Over 4,000 years ago during Sargon the Great’s reign of the Akkadian Empire, it took 8 units of silver to buy one unit of gold.
This was a time long before coins. It would be thousands of years before the Lydians in modern day Turkey would invent gold coins as a form of money.
Back in the Akkadian Empire, gold and silver were still used as a medium of exchange.
But the prices of goods and services were based on the weight of metal, and typically denominated in a unit called a ‘shekel’, about 8.33 grams.
For example, you could have bought 100 quarts of grain in ancient Mesopotamia for about 2 shekels of silver, a weight close to half an ounce in our modern units.
Both gold and silver were used in trade. And at the time the ‘exchange rate’ between the two metals was fixed at 8:1.

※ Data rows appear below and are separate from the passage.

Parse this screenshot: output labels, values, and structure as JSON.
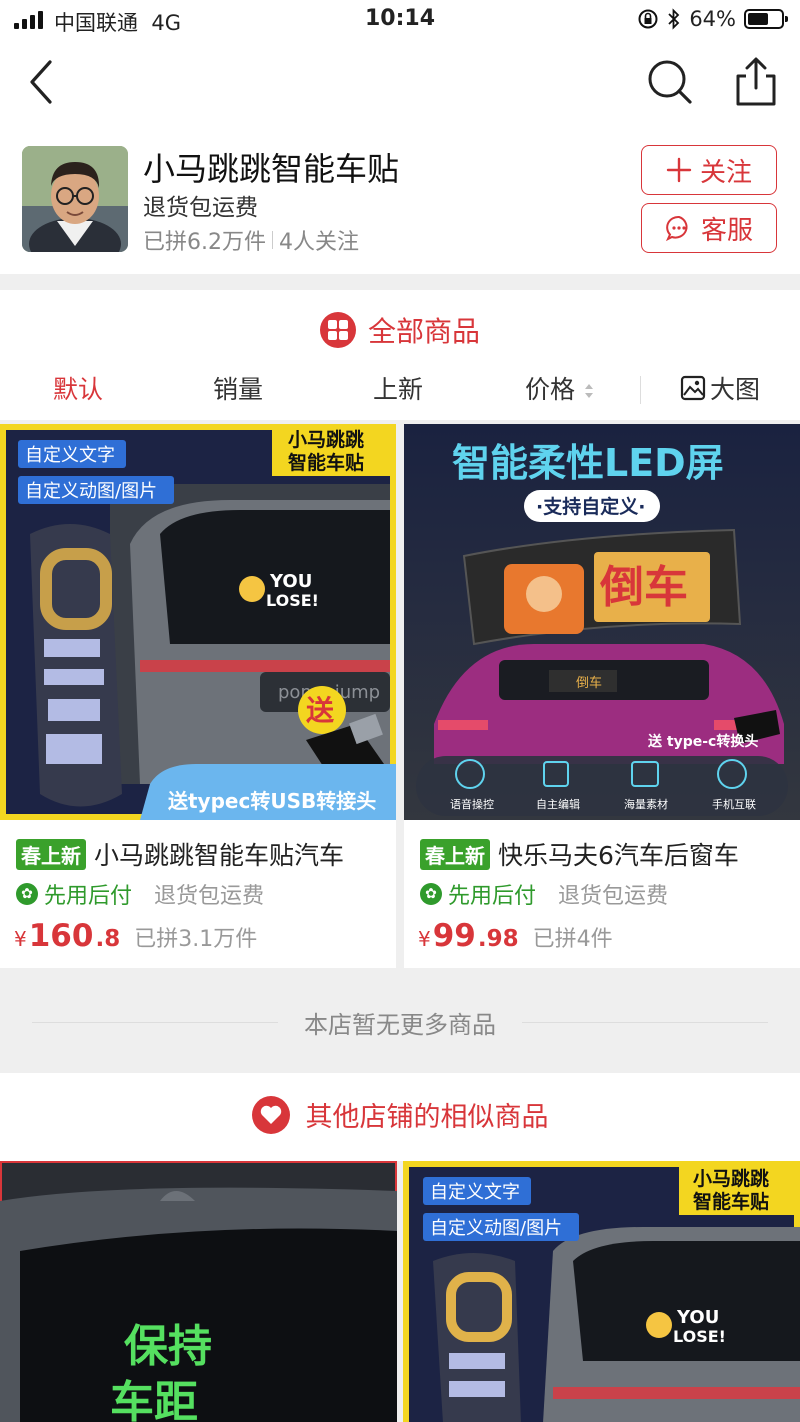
{
  "status_bar": {
    "carrier": "中国联通",
    "network": "4G",
    "time": "10:14",
    "battery": "64%",
    "battery_level": 0.64
  },
  "shop": {
    "name": "小马跳跳智能车贴",
    "tagline": "退货包运费",
    "sold": "已拼6.2万件",
    "followers": "4人关注",
    "follow_label": "关注",
    "service_label": "客服"
  },
  "section_all": {
    "title": "全部商品",
    "tabs": [
      "默认",
      "销量",
      "上新",
      "价格",
      "大图"
    ]
  },
  "products": [
    {
      "badge": "春上新",
      "title": "小马跳跳智能车贴汽车",
      "pay": "先用后付",
      "shipping": "退货包运费",
      "currency": "¥",
      "price_int": "160",
      "price_dec": ".8",
      "sold": "已拼3.1万件",
      "image_text": {
        "tag1": "自定义文字",
        "tag2": "自定义动图/图片",
        "brand_line1": "小马跳跳",
        "brand_line2": "智能车贴",
        "you": "YOU",
        "lose": "LOSE!",
        "gift": "送",
        "footer": "送typec转USB转接头"
      }
    },
    {
      "badge": "春上新",
      "title": "快乐马夫6汽车后窗车",
      "pay": "先用后付",
      "shipping": "退货包运费",
      "currency": "¥",
      "price_int": "99",
      "price_dec": ".98",
      "sold": "已拼4件",
      "image_text": {
        "headline": "智能柔性LED屏",
        "sub": "·支持自定义·",
        "panel": "倒车",
        "plate": "倒车",
        "gift": "送 type-c转换头",
        "features": [
          "语音操控",
          "自主编辑",
          "海量素材",
          "手机互联"
        ]
      }
    }
  ],
  "no_more": "本店暂无更多商品",
  "section_similar": {
    "title": "其他店铺的相似商品"
  },
  "similar_products": [
    {
      "image_text": {
        "green_line1": "保持",
        "green_line2": "车距"
      }
    },
    {
      "image_text": {
        "tag1": "自定义文字",
        "tag2": "自定义动图/图片",
        "brand_line1": "小马跳跳",
        "brand_line2": "智能车贴",
        "you": "YOU",
        "lose": "LOSE!"
      }
    }
  ],
  "colors": {
    "accent": "#d8363a",
    "green": "#2f9a2c",
    "page_bg": "#efefef"
  }
}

Throughout ancient times, the gold/silver ratio kept pretty close to that figure.
During the time of Hamurabbi in ancient Babylon, the ratio was roughly 6:1.

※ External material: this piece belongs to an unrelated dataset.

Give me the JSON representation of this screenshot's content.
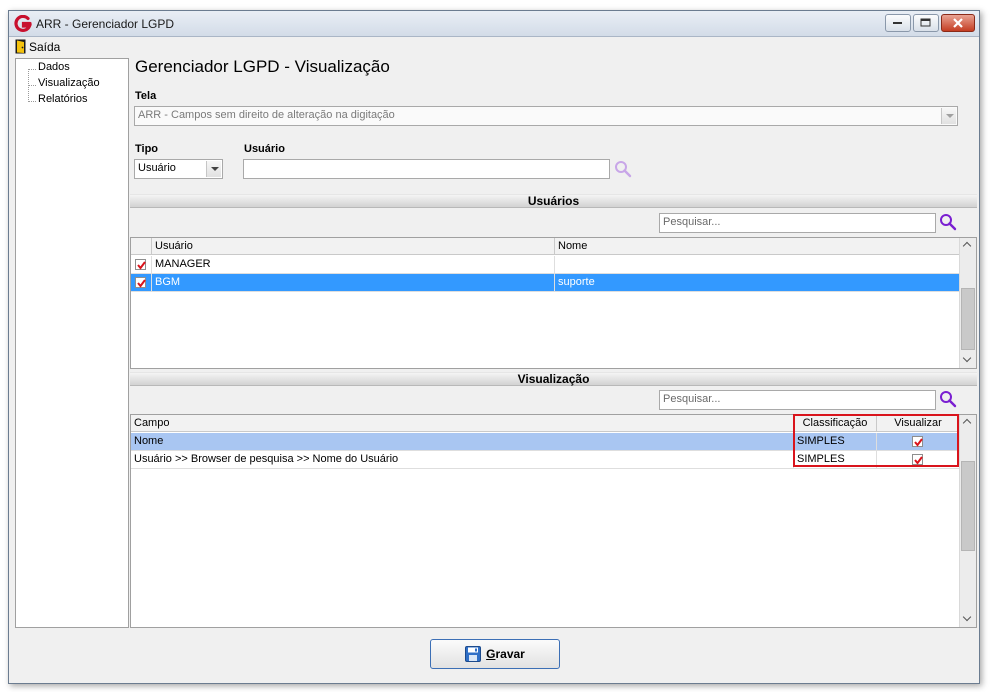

In ancient Egypt, it varied wildly, from 13:1 all the way to 2:1.
In Rome, around 12:1 (though Roman emperors routinely manipulated the ratio to suit their needs).
In the United States, the ratio between silver and gold was fixed at 15:1 in 1792. And throughout the 20th century it averaged about 50:1.
But given that gold is still traditionally seen as a safe haven, the ratio tends to rise dramatically in times of crisis, panic, and economic slowdown.
Just prior to World War II as Hitler rolled into Poland, the gold/silver ratio hit 98:1.
In January 1991 as the first Gulf War kicked off, the ratio once again reached 100:1, twice its normal level.